##### Information supplied #####

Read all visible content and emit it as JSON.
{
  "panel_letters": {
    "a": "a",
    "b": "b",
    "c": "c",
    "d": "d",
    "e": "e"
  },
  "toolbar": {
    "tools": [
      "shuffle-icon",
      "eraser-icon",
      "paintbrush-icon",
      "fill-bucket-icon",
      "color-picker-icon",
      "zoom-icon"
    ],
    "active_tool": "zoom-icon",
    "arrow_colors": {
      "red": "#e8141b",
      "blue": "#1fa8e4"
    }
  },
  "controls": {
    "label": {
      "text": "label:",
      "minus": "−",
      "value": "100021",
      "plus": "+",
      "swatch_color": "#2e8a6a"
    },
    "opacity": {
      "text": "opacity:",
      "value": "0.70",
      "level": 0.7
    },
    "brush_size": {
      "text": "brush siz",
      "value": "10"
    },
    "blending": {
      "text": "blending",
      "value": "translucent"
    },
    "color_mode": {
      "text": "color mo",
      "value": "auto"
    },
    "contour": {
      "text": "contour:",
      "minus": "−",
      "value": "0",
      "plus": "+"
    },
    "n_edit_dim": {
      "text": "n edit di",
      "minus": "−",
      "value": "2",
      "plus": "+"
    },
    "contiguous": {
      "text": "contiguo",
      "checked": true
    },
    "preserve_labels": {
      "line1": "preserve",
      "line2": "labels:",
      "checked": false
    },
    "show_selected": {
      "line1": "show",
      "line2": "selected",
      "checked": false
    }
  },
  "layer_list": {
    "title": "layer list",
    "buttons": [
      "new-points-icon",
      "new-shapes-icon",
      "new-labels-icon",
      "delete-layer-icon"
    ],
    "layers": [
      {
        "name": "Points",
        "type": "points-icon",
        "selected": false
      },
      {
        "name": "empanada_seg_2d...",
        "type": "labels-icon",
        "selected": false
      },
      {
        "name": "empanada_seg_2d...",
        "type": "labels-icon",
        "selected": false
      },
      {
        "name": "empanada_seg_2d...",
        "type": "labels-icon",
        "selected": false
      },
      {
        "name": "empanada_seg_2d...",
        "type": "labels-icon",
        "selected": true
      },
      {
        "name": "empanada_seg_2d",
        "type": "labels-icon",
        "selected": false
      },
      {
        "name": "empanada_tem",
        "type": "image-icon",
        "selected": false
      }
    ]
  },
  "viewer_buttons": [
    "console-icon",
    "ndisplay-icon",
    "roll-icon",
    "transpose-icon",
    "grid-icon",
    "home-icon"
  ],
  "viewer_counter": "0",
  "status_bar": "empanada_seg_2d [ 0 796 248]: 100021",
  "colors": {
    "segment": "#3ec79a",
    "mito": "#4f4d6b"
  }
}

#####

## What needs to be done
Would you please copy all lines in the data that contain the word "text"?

## Exercise output
      "text": "label:",
      "text": "opacity:",
      "text": "brush siz",
      "text": "blending",
      "text": "color mo",
      "text": "contour:",
      "text": "n edit di",
      "text": "contiguo",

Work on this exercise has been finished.